— Senator Dick Durbin (@SenatorDurbin) June 11, 2019
The political allure of the Dreamers can be seen in the many versions of an immigration bill known as the DREAM Act, which had the support of prominent Republicans as well as Democrats, over more than a decade.
Finally, in September 2017, then-Attorney General Jeff Sessions – not President Trump – announced the rescission of DACA. Yet DACA remains. Courts halted the rescission, questioning the reasoning offered by the Trump administration for rescinding the policy.
Courts Halt DACA Rescission
The U.S. Court of Appeals for the Ninth Circuit found that, because the administration’s claim that DACA was not lawful and simply wrong, the rescission was likely to be found “arbitrary and capricious” and in violation of the Administrative Procedure Act. It allowed an injunction barring DACA’s rescission to remain in place. A couple of weeks ago, the Fourth Circuit found that the decision to rescind DACA “was not adequately explained and thus was arbitrary and capricious.”
The Trump administration could quickly remedy what the courts said was missing: a rational explanation for rescinding the policy. The administration, for example, could say that Congress is the most appropriate branch to address the legal status of the DACA recipients. Importantly, no court has held that DACA is required by the immigration laws or that there is some other legal right to DACA relief. Rather, the courts have held that the Trump administration has not adequately explained its reasoning for dismantling DACA, an easily cured defect.
The Trump administration has not offered an adequate explanation because of politics. The young noncitizens who benefited from DACA are politically active and popular. There is little political upside to the administration to push to end DACA, which has some Republican support. The political benefits of blaming “liberal” courts for keeping DACA alive outweigh any benefits of actually abolishing the policy. In this vein, Trump frequently blames the courts and Congress for sidetracking his efforts to build the border wall, punish “sanctuary cities,” and the like.
DACA recipients and their allies have been active. Immigrant advocates have allowed their voices to be heard. Legal challenges to the DACA rescission, and many other Trump policies, have been largely successful. In early June, the U.S. House of Representatives passed the DREAM and Promise Act of 2019, which would provide relief to young undocumented immigrants, DACA recipients, and holders of Temporary Protected Status.

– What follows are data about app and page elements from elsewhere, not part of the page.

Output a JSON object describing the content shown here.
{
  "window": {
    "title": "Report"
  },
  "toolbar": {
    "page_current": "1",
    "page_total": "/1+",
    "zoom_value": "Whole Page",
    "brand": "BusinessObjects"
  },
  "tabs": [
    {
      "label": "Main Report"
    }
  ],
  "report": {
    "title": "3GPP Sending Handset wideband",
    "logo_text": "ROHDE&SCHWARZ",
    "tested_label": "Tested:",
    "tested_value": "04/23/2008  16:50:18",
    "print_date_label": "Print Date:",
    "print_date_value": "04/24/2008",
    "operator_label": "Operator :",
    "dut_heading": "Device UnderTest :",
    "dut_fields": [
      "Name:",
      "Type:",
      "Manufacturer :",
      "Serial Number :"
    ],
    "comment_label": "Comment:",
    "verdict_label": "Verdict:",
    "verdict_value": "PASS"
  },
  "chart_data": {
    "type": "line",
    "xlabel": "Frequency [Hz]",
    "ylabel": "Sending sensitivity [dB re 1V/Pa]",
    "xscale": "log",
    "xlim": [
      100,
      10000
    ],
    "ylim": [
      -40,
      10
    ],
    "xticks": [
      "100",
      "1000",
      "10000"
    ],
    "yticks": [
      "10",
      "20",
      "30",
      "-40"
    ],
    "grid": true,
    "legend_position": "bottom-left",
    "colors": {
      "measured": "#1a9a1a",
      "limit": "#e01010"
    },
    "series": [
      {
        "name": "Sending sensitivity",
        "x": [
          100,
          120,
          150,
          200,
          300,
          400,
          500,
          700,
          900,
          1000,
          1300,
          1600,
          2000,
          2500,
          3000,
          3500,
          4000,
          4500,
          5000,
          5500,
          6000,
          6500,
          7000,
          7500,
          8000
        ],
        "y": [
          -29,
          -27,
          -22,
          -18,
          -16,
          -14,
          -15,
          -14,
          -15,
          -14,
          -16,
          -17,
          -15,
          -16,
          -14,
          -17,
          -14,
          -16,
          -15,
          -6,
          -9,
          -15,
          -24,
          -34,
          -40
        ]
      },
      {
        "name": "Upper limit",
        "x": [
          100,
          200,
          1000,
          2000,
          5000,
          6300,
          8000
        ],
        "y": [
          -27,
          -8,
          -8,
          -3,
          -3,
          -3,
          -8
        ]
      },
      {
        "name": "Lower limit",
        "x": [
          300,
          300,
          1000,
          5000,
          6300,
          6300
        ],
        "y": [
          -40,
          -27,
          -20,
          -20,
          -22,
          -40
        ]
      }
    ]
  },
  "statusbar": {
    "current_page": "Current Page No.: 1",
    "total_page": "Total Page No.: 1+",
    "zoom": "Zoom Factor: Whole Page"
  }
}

Immigration is a powerful political issue for President Trump. Although it energizes his base, the administration’s tough immigration stands have human impacts. The efforts to rescind DACA have frightened hundreds of thousands of DACA recipients who see their ability to remain in the United States – the only nation that many of them have ever truly known – placed in question.
Although the courts have required current DACA recipients to renew their relief, some recipients declined to renew, fearing possible removal if they sought any kind of relief from the U.S. government. In addition, the court injunctions did not require the administration to accept any new DACA applications. Thus, even though DACA has not been rescinded, it has been limited, and young immigrants have been harmed.
DACA unquestionably is an important issue. Sadly, the administration continues to play politics with peoples’ lives. Immigrants live and work in – and unquestionably are part of – our communities. Harsh rhetoric questioning their humanity, claiming that the nation is being invaded, and more will offer political benefits to the president but injure real people.
What the United States truly needs is for Congress to overhaul the immigration laws. The nation needs a 21st-century system for legal immigration. It needs a path to permanent legal status for undocumented immigrants, DACA recipients, and Temporary Protected Status holders. Until Congress acts, the nation will continue to see human casualties in the war on immigrants.Disclaimer: The views and opinions expressed here are those of the author and do not necessarily reflect the editorial position of The Globe Post.